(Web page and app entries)

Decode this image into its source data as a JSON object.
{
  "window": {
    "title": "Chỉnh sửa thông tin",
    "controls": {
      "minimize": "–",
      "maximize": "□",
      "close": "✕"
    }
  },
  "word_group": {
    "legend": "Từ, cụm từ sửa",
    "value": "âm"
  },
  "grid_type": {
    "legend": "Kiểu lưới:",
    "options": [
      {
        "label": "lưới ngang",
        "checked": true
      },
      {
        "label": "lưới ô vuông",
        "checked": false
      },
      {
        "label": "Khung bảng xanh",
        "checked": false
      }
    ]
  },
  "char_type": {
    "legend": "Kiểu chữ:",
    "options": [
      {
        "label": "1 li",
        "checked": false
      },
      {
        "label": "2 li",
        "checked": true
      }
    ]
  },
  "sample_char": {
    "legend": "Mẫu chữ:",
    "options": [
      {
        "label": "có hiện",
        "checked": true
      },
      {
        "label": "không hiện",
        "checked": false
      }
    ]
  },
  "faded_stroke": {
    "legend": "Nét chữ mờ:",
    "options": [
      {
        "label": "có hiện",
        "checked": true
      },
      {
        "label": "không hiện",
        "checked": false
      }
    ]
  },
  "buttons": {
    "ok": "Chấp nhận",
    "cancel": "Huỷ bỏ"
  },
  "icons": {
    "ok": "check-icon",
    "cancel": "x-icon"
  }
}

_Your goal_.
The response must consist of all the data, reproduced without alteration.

_Answer for this exercise_.
Decode this image into its source data as a JSON object.
{
  "window": {
    "title": "Chỉnh sửa thông tin",
    "controls": {
      "minimize": "–",
      "maximize": "□",
      "close": "✕"
    }
  },
  "word_group": {
    "legend": "Từ, cụm từ sửa",
    "value": "âm"
  },
  "grid_type": {
    "legend": "Kiểu lưới:",
    "options": [
      {
        "label": "lưới ngang",
        "checked": true
      },
      {
        "label": "lưới ô vuông",
        "checked": false
      },
      {
        "label": "Khung bảng xanh",
        "checked": false
      }
    ]
  },
  "char_type": {
    "legend": "Kiểu chữ:",
    "options": [
      {
        "label": "1 li",
        "checked": false
      },
      {
        "label": "2 li",
        "checked": true
      }
    ]
  },
  "sample_char": {
    "legend": "Mẫu chữ:",
    "options": [
      {
        "label": "có hiện",
        "checked": true
      },
      {
        "label": "không hiện",
        "checked": false
      }
    ]
  },
  "faded_stroke": {
    "legend": "Nét chữ mờ:",
    "options": [
      {
        "label": "có hiện",
        "checked": true
      },
      {
        "label": "không hiện",
        "checked": false
      }
    ]
  },
  "buttons": {
    "ok": "Chấp nhận",
    "cancel": "Huỷ bỏ"
  },
  "icons": {
    "ok": "check-icon",
    "cancel": "x-icon"
  }
}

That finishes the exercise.